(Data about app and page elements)

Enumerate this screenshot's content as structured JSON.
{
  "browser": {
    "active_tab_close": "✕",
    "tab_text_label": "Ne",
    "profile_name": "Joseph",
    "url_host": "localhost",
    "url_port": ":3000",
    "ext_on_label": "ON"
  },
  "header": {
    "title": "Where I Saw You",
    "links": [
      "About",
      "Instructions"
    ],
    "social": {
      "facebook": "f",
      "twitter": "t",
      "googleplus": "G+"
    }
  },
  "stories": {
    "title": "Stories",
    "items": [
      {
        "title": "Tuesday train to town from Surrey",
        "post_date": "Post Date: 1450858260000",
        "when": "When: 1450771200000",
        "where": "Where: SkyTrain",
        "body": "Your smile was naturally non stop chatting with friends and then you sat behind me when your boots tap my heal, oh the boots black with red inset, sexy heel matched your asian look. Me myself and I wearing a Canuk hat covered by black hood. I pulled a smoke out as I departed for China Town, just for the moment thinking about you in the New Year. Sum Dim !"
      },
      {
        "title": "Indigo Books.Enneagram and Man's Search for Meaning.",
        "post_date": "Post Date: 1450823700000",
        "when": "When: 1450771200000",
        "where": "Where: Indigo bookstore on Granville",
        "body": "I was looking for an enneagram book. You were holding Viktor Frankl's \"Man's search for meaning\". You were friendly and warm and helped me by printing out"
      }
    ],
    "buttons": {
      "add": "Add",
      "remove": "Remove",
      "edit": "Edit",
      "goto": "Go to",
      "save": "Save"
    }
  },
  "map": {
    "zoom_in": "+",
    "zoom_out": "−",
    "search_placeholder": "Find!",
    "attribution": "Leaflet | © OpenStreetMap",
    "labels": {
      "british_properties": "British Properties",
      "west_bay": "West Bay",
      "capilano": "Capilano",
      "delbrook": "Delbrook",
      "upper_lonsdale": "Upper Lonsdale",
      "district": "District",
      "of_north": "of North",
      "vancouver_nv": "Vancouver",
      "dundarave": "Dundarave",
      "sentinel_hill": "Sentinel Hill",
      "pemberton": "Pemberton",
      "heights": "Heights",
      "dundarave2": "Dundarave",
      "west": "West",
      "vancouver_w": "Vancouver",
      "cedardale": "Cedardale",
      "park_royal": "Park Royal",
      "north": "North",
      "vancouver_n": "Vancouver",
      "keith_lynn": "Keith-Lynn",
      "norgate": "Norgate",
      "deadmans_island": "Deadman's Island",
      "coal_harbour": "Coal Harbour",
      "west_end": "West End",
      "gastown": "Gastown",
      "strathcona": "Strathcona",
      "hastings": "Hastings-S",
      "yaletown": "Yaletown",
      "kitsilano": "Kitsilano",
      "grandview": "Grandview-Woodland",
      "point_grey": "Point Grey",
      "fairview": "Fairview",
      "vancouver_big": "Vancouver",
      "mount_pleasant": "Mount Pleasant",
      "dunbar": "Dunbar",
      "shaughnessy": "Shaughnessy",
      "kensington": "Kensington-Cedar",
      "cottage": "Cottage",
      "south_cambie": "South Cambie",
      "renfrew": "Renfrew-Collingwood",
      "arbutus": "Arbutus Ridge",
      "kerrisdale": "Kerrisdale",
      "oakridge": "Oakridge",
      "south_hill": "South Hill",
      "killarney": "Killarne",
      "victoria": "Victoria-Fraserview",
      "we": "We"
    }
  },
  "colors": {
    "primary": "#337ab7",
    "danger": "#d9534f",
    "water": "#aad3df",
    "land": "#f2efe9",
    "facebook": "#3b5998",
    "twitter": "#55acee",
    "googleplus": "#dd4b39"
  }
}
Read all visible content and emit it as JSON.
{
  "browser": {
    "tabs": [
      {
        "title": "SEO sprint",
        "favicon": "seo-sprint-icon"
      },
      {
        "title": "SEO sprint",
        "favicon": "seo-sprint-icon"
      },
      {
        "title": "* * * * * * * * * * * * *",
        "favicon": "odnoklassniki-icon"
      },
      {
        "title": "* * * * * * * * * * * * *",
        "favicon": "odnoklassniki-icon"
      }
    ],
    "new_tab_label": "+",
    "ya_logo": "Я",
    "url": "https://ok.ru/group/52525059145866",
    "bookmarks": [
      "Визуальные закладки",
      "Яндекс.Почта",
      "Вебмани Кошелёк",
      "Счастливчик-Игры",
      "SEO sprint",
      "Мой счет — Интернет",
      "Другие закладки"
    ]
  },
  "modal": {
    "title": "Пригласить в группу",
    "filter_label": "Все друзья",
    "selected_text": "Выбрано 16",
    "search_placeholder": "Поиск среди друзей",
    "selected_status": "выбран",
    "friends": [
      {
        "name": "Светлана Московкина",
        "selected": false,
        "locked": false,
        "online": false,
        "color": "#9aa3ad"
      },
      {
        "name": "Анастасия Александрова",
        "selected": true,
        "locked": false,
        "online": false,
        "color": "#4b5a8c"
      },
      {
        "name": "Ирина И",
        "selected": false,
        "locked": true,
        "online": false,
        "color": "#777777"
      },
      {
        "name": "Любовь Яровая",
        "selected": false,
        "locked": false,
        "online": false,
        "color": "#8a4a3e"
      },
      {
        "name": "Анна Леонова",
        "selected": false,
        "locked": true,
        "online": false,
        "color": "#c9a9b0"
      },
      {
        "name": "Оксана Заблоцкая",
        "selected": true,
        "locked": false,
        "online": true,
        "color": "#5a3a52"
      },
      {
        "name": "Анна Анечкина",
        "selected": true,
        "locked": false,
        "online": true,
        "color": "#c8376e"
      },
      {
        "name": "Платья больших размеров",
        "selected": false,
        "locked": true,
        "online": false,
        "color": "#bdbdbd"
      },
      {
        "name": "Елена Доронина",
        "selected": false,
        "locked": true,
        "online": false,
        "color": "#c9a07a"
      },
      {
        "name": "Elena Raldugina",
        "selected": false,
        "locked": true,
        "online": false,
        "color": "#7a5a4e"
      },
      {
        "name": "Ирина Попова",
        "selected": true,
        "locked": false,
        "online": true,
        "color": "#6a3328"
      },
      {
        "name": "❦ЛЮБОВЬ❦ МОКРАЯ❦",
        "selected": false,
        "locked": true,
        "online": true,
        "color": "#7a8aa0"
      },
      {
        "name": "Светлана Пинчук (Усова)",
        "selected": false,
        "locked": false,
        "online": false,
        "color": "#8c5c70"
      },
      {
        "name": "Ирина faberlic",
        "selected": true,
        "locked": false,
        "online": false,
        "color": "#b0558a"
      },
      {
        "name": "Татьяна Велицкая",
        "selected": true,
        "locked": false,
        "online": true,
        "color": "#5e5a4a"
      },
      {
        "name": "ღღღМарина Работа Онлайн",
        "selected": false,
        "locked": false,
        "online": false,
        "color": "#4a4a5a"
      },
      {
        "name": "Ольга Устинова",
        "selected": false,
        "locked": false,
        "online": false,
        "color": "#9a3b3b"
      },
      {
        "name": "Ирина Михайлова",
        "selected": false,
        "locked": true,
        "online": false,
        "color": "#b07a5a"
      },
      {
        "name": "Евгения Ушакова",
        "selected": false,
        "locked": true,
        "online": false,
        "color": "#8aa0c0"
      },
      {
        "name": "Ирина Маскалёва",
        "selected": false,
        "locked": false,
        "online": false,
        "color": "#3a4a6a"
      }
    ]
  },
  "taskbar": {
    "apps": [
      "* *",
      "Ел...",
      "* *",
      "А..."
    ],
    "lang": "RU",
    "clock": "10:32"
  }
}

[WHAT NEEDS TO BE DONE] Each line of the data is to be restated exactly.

[RESULT OF THE EXERCISE]
Enumerate this screenshot's content as structured JSON.
{
  "browser": {
    "active_tab_close": "✕",
    "tab_text_label": "Ne",
    "profile_name": "Joseph",
    "url_host": "localhost",
    "url_port": ":3000",
    "ext_on_label": "ON"
  },
  "header": {
    "title": "Where I Saw You",
    "links": [
      "About",
      "Instructions"
    ],
    "social": {
      "facebook": "f",
      "twitter": "t",
      "googleplus": "G+"
    }
  },
  "stories": {
    "title": "Stories",
    "items": [
      {
        "title": "Tuesday train to town from Surrey",
        "post_date": "Post Date: 1450858260000",
        "when": "When: 1450771200000",
        "where": "Where: SkyTrain",
        "body": "Your smile was naturally non stop chatting with friends and then you sat behind me when your boots tap my heal, oh the boots black with red inset, sexy heel matched your asian look. Me myself and I wearing a Canuk hat covered by black hood. I pulled a smoke out as I departed for China Town, just for the moment thinking about you in the New Year. Sum Dim !"
      },
      {
        "title": "Indigo Books.Enneagram and Man's Search for Meaning.",
        "post_date": "Post Date: 1450823700000",
        "when": "When: 1450771200000",
        "where": "Where: Indigo bookstore on Granville",
        "body": "I was looking for an enneagram book. You were holding Viktor Frankl's \"Man's search for meaning\". You were friendly and warm and helped me by printing out"
      }
    ],
    "buttons": {
      "add": "Add",
      "remove": "Remove",
      "edit": "Edit",
      "goto": "Go to",
      "save": "Save"
    }
  },
  "map": {
    "zoom_in": "+",
    "zoom_out": "−",
    "search_placeholder": "Find!",
    "attribution": "Leaflet | © OpenStreetMap",
    "labels": {
      "british_properties": "British Properties",
      "west_bay": "West Bay",
      "capilano": "Capilano",
      "delbrook": "Delbrook",
      "upper_lonsdale": "Upper Lonsdale",
      "district": "District",
      "of_north": "of North",
      "vancouver_nv": "Vancouver",
      "dundarave": "Dundarave",
      "sentinel_hill": "Sentinel Hill",
      "pemberton": "Pemberton",
      "heights": "Heights",
      "dundarave2": "Dundarave",
      "west": "West",
      "vancouver_w": "Vancouver",
      "cedardale": "Cedardale",
      "park_royal": "Park Royal",
      "north": "North",
      "vancouver_n": "Vancouver",
      "keith_lynn": "Keith-Lynn",
      "norgate": "Norgate",
      "deadmans_island": "Deadman's Island",
      "coal_harbour": "Coal Harbour",
      "west_end": "West End",
      "gastown": "Gastown",
      "strathcona": "Strathcona",
      "hastings": "Hastings-S",
      "yaletown": "Yaletown",
      "kitsilano": "Kitsilano",
      "grandview": "Grandview-Woodland",
      "point_grey": "Point Grey",
      "fairview": "Fairview",
      "vancouver_big": "Vancouver",
      "mount_pleasant": "Mount Pleasant",
      "dunbar": "Dunbar",
      "shaughnessy": "Shaughnessy",
      "kensington": "Kensington-Cedar",
      "cottage": "Cottage",
      "south_cambie": "South Cambie",
      "renfrew": "Renfrew-Collingwood",
      "arbutus": "Arbutus Ridge",
      "kerrisdale": "Kerrisdale",
      "oakridge": "Oakridge",
      "south_hill": "South Hill",
      "killarney": "Killarne",
      "victoria": "Victoria-Fraserview",
      "we": "We"
    }
  },
  "colors": {
    "primary": "#337ab7",
    "danger": "#d9534f",
    "water": "#aad3df",
    "land": "#f2efe9",
    "facebook": "#3b5998",
    "twitter": "#55acee",
    "googleplus": "#dd4b39"
  }
}
Read all visible content and emit it as JSON.
{
  "browser": {
    "tabs": [
      {
        "title": "SEO sprint",
        "favicon": "seo-sprint-icon"
      },
      {
        "title": "SEO sprint",
        "favicon": "seo-sprint-icon"
      },
      {
        "title": "* * * * * * * * * * * * *",
        "favicon": "odnoklassniki-icon"
      },
      {
        "title": "* * * * * * * * * * * * *",
        "favicon": "odnoklassniki-icon"
      }
    ],
    "new_tab_label": "+",
    "ya_logo": "Я",
    "url": "https://ok.ru/group/52525059145866",
    "bookmarks": [
      "Визуальные закладки",
      "Яндекс.Почта",
      "Вебмани Кошелёк",
      "Счастливчик-Игры",
      "SEO sprint",
      "Мой счет — Интернет",
      "Другие закладки"
    ]
  },
  "modal": {
    "title": "Пригласить в группу",
    "filter_label": "Все друзья",
    "selected_text": "Выбрано 16",
    "search_placeholder": "Поиск среди друзей",
    "selected_status": "выбран",
    "friends": [
      {
        "name": "Светлана Московкина",
        "selected": false,
        "locked": false,
        "online": false,
        "color": "#9aa3ad"
      },
      {
        "name": "Анастасия Александрова",
        "selected": true,
        "locked": false,
        "online": false,
        "color": "#4b5a8c"
      },
      {
        "name": "Ирина И",
        "selected": false,
        "locked": true,
        "online": false,
        "color": "#777777"
      },
      {
        "name": "Любовь Яровая",
        "selected": false,
        "locked": false,
        "online": false,
        "color": "#8a4a3e"
      },
      {
        "name": "Анна Леонова",
        "selected": false,
        "locked": true,
        "online": false,
        "color": "#c9a9b0"
      },
      {
        "name": "Оксана Заблоцкая",
        "selected": true,
        "locked": false,
        "online": true,
        "color": "#5a3a52"
      },
      {
        "name": "Анна Анечкина",
        "selected": true,
        "locked": false,
        "online": true,
        "color": "#c8376e"
      },
      {
        "name": "Платья больших размеров",
        "selected": false,
        "locked": true,
        "online": false,
        "color": "#bdbdbd"
      },
      {
        "name": "Елена Доронина",
        "selected": false,
        "locked": true,
        "online": false,
        "color": "#c9a07a"
      },
      {
        "name": "Elena Raldugina",
        "selected": false,
        "locked": true,
        "online": false,
        "color": "#7a5a4e"
      },
      {
        "name": "Ирина Попова",
        "selected": true,
        "locked": false,
        "online": true,
        "color": "#6a3328"
      },
      {
        "name": "❦ЛЮБОВЬ❦ МОКРАЯ❦",
        "selected": false,
        "locked": true,
        "online": true,
        "color": "#7a8aa0"
      },
      {
        "name": "Светлана Пинчук (Усова)",
        "selected": false,
        "locked": false,
        "online": false,
        "color": "#8c5c70"
      },
      {
        "name": "Ирина faberlic",
        "selected": true,
        "locked": false,
        "online": false,
        "color": "#b0558a"
      },
      {
        "name": "Татьяна Велицкая",
        "selected": true,
        "locked": false,
        "online": true,
        "color": "#5e5a4a"
      },
      {
        "name": "ღღღМарина Работа Онлайн",
        "selected": false,
        "locked": false,
        "online": false,
        "color": "#4a4a5a"
      },
      {
        "name": "Ольга Устинова",
        "selected": false,
        "locked": false,
        "online": false,
        "color": "#9a3b3b"
      },
      {
        "name": "Ирина Михайлова",
        "selected": false,
        "locked": true,
        "online": false,
        "color": "#b07a5a"
      },
      {
        "name": "Евгения Ушакова",
        "selected": false,
        "locked": true,
        "online": false,
        "color": "#8aa0c0"
      },
      {
        "name": "Ирина Маскалёва",
        "selected": false,
        "locked": false,
        "online": false,
        "color": "#3a4a6a"
      }
    ]
  },
  "taskbar": {
    "apps": [
      "* *",
      "Ел...",
      "* *",
      "А..."
    ],
    "lang": "RU",
    "clock": "10:32"
  }
}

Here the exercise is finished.